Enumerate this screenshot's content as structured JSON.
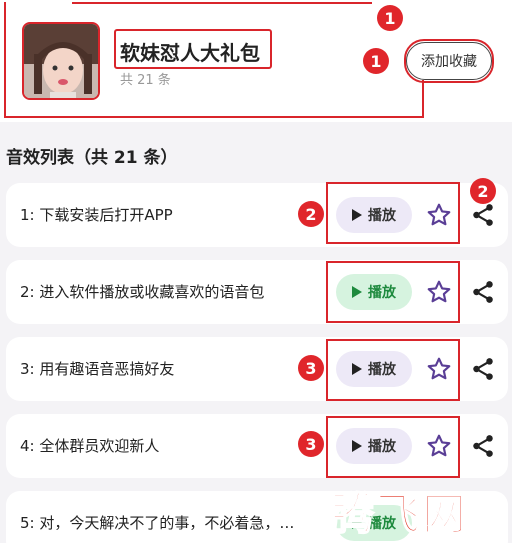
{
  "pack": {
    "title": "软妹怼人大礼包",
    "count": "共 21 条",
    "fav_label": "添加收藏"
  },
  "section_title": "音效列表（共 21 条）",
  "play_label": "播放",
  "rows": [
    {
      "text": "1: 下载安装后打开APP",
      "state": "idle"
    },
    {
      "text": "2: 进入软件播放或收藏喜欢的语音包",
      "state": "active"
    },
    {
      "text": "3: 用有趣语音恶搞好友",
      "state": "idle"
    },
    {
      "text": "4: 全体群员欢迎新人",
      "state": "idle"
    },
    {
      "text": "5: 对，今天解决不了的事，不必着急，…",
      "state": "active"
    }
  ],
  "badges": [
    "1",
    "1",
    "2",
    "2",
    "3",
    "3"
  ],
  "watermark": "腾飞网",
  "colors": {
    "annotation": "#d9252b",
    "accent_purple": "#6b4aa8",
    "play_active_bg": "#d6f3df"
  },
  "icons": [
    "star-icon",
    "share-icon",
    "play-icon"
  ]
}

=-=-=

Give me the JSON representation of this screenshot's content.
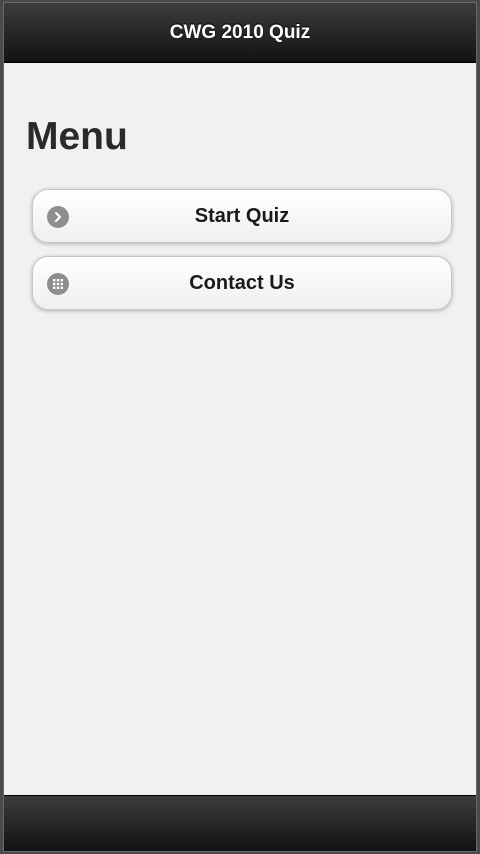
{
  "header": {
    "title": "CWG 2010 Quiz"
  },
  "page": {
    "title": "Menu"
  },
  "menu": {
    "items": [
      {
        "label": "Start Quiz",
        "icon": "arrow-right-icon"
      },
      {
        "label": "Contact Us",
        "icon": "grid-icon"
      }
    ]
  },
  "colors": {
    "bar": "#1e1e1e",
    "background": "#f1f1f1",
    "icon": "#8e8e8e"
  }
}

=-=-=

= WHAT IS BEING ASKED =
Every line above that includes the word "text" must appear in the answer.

= PROBLEM SOLUTION =
      "text": "1: 下载安装后打开APP",
      "text": "2: 进入软件播放或收藏喜欢的语音包",
      "text": "3: 用有趣语音恶搞好友",
      "text": "4: 全体群员欢迎新人",
      "text": "5: 对，今天解决不了的事，不必着急，…",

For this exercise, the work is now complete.